THE FOUR FACES OF WOMAN

THE FOUR FACES OF WOMAN

A Trinidad dialogue on “The Four Faces of Women” brought together forty prominent female leaders in a day-long, let-down-your-hair type of easy-unending conversation at the Raja Yoga Center, Pointe-a-Pierre Road in the heart of San Fernando recently.

The soul searching exploration began with the concept of ‘the eternal face’ in which the woman was portrayed as the keeper of infinite wisdom. The child in her possessed innocence, purity, spontaneity and freedom which she tends to hide in order to protect herself in today’s merciless world. And while some women wear the eternal face throughout their lives, others wear a traditional face that reflected an ancient beauty capturing the essence of the spirit. She expressed herself through art, music, poetry, song and dance until desire sweeps her away while she clings on to keep herself whole.

Arriving early on a clear day, the women climbed the hill and up wooden steps to a spacious hall. They took their seats in a circle with an open coffee bar and promptly at 8.00a.m the conversation began. A booklet, opened to Page 2, was reassuring to the women of ‘the traditional face’ for she was shaped by those who had gone before, was raised to take her place in the world.

The third face of the woman was a modern one which Opposition Leader Kamla Persad-Bissessar identified with when she arrived following a delicious vegetarian lunch of peas-paneer, bhaji, mango talkari, rice, roti, salad and fruit drinks. The modern face was worn by progressive women and one that challenged and rebelled. It was also a face of discontentment. A face that recognised the limitations of tradition, that felt trapped by rules imposed by others, it was a face that sought to change traditions to begin new ways.

The former Prime Minister relaxed in the company of women spoke of her orthodox Hindu family in which girls were groomed to become good wives and mothers. She said that her mother stood up to the men giving her the opportunity to leave home at the age of sixteen to further her studies abroad. She recalled a conversation with her husband’s uncle which she said she always remembered.

“I said to him suppose I went away and he found someone else and he replied, ‘suppose you don’t go and he found someone else.”

She spoke of the good fortune of being surrounded all her life by people who cared and when asked how she managed to keep order among her political associates, she said the qualities of a mother helped her to keep the peace and strive to bring out the best in those who worked with her.

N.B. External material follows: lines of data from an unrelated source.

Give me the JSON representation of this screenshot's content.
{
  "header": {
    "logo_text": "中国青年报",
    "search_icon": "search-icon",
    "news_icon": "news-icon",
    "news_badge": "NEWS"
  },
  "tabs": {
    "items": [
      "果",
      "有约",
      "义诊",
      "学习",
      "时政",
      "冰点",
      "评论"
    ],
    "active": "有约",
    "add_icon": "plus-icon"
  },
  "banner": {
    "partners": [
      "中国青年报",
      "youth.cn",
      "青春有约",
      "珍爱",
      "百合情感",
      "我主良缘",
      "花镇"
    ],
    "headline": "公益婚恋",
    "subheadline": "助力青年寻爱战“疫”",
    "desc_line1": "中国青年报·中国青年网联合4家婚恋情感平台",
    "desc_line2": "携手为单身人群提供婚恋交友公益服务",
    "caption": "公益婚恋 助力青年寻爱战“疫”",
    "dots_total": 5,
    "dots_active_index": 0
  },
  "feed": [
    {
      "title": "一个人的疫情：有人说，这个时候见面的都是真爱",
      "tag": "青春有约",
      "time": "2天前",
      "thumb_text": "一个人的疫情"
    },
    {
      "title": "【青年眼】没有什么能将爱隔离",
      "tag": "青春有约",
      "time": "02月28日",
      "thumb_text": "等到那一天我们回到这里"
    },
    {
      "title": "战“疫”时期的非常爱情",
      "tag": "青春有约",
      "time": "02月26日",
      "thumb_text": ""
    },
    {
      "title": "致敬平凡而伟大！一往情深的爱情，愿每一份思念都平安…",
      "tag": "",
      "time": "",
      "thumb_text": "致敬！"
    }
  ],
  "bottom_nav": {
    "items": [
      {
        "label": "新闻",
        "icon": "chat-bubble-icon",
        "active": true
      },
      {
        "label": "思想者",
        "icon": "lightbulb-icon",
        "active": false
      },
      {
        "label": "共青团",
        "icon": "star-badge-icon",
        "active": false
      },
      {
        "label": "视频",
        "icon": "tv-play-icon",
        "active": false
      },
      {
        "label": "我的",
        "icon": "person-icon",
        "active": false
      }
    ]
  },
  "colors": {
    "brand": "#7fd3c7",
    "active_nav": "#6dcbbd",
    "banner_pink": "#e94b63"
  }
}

Continuing with the “Face of Shakti” or one of divine power, the women were told that it brought out the greatest potential of every woman. A face of transformation, the Shakti created new ways with actions that spring from wisdom. A woman with the Shakti face became detached and able to remove herself from illusion, was fearless and intent on returning to the purity of her eternal self.

The women spoke of incidents that shaped their lives. Sister Hemlata Sanghi, spiritual head of the Raja Yoga Center said that when she was a student at medical college, she decided to have a good time and bunked classes.

“I found out that those who did not attend a certain number of lectures would be banned from writing the examination. I attended every class and luckily was able to write the exams,” she said.

Her life changed directions once more when on becoming a medical practitioner she observed patients sufferings and felt there had to be a better way to stay healthy.

‘Yoga controlled the mind and healed the body,” she said.

The Four Faces of Woman dialogue was first held in Australia and was the first in a series planned for Trinidad and the Caribbean.

Sister Kay spoke of growing up with brothers.

“I was told I couldn’t wear trousers or climb trees and at age fourteen my parents began looking for a suitable boy for me,” she said.

Others shared life experiences including struggles that made them who they were in today’s society. They explored the feminine edge; gentle yet commanding, dwelling on the idea that women thought they have to be more aggressive to get through in life. Honesty was lacking in leaders; the women felt complimenting themselves for being more honest and transparent.

A woman empowerment initiative, the dialogue flowed smoothly in silent agreement that power came to women intrinsically as they tapped into their inner resources to make life’s journey more meaningful. In the end, it brought out the best in local women giving them the opportunity to explore their inner strengths and weaknesses.